** Input records follows **

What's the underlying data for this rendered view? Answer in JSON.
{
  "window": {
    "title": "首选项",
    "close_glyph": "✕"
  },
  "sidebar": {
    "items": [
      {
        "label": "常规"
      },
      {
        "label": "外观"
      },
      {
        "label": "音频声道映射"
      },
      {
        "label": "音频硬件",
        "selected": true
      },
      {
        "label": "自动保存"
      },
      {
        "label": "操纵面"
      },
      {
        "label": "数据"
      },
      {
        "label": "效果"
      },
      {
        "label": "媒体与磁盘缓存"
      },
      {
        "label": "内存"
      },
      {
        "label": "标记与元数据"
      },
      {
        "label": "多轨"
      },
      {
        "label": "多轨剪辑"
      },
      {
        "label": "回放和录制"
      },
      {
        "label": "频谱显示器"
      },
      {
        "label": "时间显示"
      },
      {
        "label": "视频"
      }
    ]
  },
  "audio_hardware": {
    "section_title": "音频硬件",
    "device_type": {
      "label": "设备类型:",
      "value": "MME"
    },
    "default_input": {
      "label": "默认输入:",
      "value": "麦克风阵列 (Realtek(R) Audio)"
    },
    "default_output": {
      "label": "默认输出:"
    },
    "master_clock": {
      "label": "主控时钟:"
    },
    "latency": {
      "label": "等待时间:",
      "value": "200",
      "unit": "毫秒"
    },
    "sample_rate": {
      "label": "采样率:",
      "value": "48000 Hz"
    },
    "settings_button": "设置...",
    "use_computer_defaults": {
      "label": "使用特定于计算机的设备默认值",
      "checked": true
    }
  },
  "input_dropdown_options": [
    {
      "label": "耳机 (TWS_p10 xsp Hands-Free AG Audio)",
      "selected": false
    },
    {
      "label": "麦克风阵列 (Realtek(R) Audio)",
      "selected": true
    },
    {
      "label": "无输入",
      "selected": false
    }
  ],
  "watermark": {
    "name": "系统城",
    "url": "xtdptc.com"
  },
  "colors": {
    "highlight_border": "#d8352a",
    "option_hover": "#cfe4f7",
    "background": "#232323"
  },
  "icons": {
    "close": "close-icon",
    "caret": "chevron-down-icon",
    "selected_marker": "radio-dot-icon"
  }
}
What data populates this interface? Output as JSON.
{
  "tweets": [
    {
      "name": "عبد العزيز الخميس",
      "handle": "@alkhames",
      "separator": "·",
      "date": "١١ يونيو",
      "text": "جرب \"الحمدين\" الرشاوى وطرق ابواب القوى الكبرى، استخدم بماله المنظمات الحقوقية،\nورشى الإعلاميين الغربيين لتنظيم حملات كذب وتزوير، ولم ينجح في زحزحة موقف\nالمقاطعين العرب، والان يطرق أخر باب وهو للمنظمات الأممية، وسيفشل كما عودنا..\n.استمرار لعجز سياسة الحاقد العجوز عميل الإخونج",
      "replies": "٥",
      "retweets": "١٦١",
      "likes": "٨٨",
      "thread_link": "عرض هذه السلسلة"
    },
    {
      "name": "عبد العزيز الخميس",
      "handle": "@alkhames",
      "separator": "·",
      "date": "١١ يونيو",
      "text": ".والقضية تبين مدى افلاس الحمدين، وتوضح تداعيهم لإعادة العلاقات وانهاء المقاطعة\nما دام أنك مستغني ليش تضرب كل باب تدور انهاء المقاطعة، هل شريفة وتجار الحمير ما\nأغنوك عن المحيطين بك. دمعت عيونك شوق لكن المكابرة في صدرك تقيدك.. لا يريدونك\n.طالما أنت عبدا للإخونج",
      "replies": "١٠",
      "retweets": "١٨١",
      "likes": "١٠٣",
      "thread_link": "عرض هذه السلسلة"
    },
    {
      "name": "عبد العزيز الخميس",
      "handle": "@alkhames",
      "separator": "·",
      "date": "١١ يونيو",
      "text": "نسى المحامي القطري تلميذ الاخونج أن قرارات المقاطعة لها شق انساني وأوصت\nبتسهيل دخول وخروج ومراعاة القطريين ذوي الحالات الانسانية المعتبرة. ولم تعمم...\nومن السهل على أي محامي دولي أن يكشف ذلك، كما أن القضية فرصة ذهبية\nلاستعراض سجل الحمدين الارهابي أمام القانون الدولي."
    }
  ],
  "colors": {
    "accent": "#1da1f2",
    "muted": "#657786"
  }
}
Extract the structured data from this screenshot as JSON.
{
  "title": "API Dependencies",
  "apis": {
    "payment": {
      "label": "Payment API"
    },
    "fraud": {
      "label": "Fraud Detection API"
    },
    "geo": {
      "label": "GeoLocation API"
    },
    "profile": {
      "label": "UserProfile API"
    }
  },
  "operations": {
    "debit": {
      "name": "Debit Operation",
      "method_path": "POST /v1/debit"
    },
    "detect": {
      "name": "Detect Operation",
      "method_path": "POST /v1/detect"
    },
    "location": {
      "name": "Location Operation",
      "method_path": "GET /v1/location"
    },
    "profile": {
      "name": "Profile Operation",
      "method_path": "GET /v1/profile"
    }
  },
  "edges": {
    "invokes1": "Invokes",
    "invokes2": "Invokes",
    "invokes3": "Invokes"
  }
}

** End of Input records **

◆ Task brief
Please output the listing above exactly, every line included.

◆ Exercise solution
What's the underlying data for this rendered view? Answer in JSON.
{
  "window": {
    "title": "首选项",
    "close_glyph": "✕"
  },
  "sidebar": {
    "items": [
      {
        "label": "常规"
      },
      {
        "label": "外观"
      },
      {
        "label": "音频声道映射"
      },
      {
        "label": "音频硬件",
        "selected": true
      },
      {
        "label": "自动保存"
      },
      {
        "label": "操纵面"
      },
      {
        "label": "数据"
      },
      {
        "label": "效果"
      },
      {
        "label": "媒体与磁盘缓存"
      },
      {
        "label": "内存"
      },
      {
        "label": "标记与元数据"
      },
      {
        "label": "多轨"
      },
      {
        "label": "多轨剪辑"
      },
      {
        "label": "回放和录制"
      },
      {
        "label": "频谱显示器"
      },
      {
        "label": "时间显示"
      },
      {
        "label": "视频"
      }
    ]
  },
  "audio_hardware": {
    "section_title": "音频硬件",
    "device_type": {
      "label": "设备类型:",
      "value": "MME"
    },
    "default_input": {
      "label": "默认输入:",
      "value": "麦克风阵列 (Realtek(R) Audio)"
    },
    "default_output": {
      "label": "默认输出:"
    },
    "master_clock": {
      "label": "主控时钟:"
    },
    "latency": {
      "label": "等待时间:",
      "value": "200",
      "unit": "毫秒"
    },
    "sample_rate": {
      "label": "采样率:",
      "value": "48000 Hz"
    },
    "settings_button": "设置...",
    "use_computer_defaults": {
      "label": "使用特定于计算机的设备默认值",
      "checked": true
    }
  },
  "input_dropdown_options": [
    {
      "label": "耳机 (TWS_p10 xsp Hands-Free AG Audio)",
      "selected": false
    },
    {
      "label": "麦克风阵列 (Realtek(R) Audio)",
      "selected": true
    },
    {
      "label": "无输入",
      "selected": false
    }
  ],
  "watermark": {
    "name": "系统城",
    "url": "xtdptc.com"
  },
  "colors": {
    "highlight_border": "#d8352a",
    "option_hover": "#cfe4f7",
    "background": "#232323"
  },
  "icons": {
    "close": "close-icon",
    "caret": "chevron-down-icon",
    "selected_marker": "radio-dot-icon"
  }
}
What data populates this interface? Output as JSON.
{
  "tweets": [
    {
      "name": "عبد العزيز الخميس",
      "handle": "@alkhames",
      "separator": "·",
      "date": "١١ يونيو",
      "text": "جرب \"الحمدين\" الرشاوى وطرق ابواب القوى الكبرى، استخدم بماله المنظمات الحقوقية،\nورشى الإعلاميين الغربيين لتنظيم حملات كذب وتزوير، ولم ينجح في زحزحة موقف\nالمقاطعين العرب، والان يطرق أخر باب وهو للمنظمات الأممية، وسيفشل كما عودنا..\n.استمرار لعجز سياسة الحاقد العجوز عميل الإخونج",
      "replies": "٥",
      "retweets": "١٦١",
      "likes": "٨٨",
      "thread_link": "عرض هذه السلسلة"
    },
    {
      "name": "عبد العزيز الخميس",
      "handle": "@alkhames",
      "separator": "·",
      "date": "١١ يونيو",
      "text": ".والقضية تبين مدى افلاس الحمدين، وتوضح تداعيهم لإعادة العلاقات وانهاء المقاطعة\nما دام أنك مستغني ليش تضرب كل باب تدور انهاء المقاطعة، هل شريفة وتجار الحمير ما\nأغنوك عن المحيطين بك. دمعت عيونك شوق لكن المكابرة في صدرك تقيدك.. لا يريدونك\n.طالما أنت عبدا للإخونج",
      "replies": "١٠",
      "retweets": "١٨١",
      "likes": "١٠٣",
      "thread_link": "عرض هذه السلسلة"
    },
    {
      "name": "عبد العزيز الخميس",
      "handle": "@alkhames",
      "separator": "·",
      "date": "١١ يونيو",
      "text": "نسى المحامي القطري تلميذ الاخونج أن قرارات المقاطعة لها شق انساني وأوصت\nبتسهيل دخول وخروج ومراعاة القطريين ذوي الحالات الانسانية المعتبرة. ولم تعمم...\nومن السهل على أي محامي دولي أن يكشف ذلك، كما أن القضية فرصة ذهبية\nلاستعراض سجل الحمدين الارهابي أمام القانون الدولي."
    }
  ],
  "colors": {
    "accent": "#1da1f2",
    "muted": "#657786"
  }
}
Extract the structured data from this screenshot as JSON.
{
  "title": "API Dependencies",
  "apis": {
    "payment": {
      "label": "Payment API"
    },
    "fraud": {
      "label": "Fraud Detection API"
    },
    "geo": {
      "label": "GeoLocation API"
    },
    "profile": {
      "label": "UserProfile API"
    }
  },
  "operations": {
    "debit": {
      "name": "Debit Operation",
      "method_path": "POST /v1/debit"
    },
    "detect": {
      "name": "Detect Operation",
      "method_path": "POST /v1/detect"
    },
    "location": {
      "name": "Location Operation",
      "method_path": "GET /v1/location"
    },
    "profile": {
      "name": "Profile Operation",
      "method_path": "GET /v1/profile"
    }
  },
  "edges": {
    "invokes1": "Invokes",
    "invokes2": "Invokes",
    "invokes3": "Invokes"
  }
}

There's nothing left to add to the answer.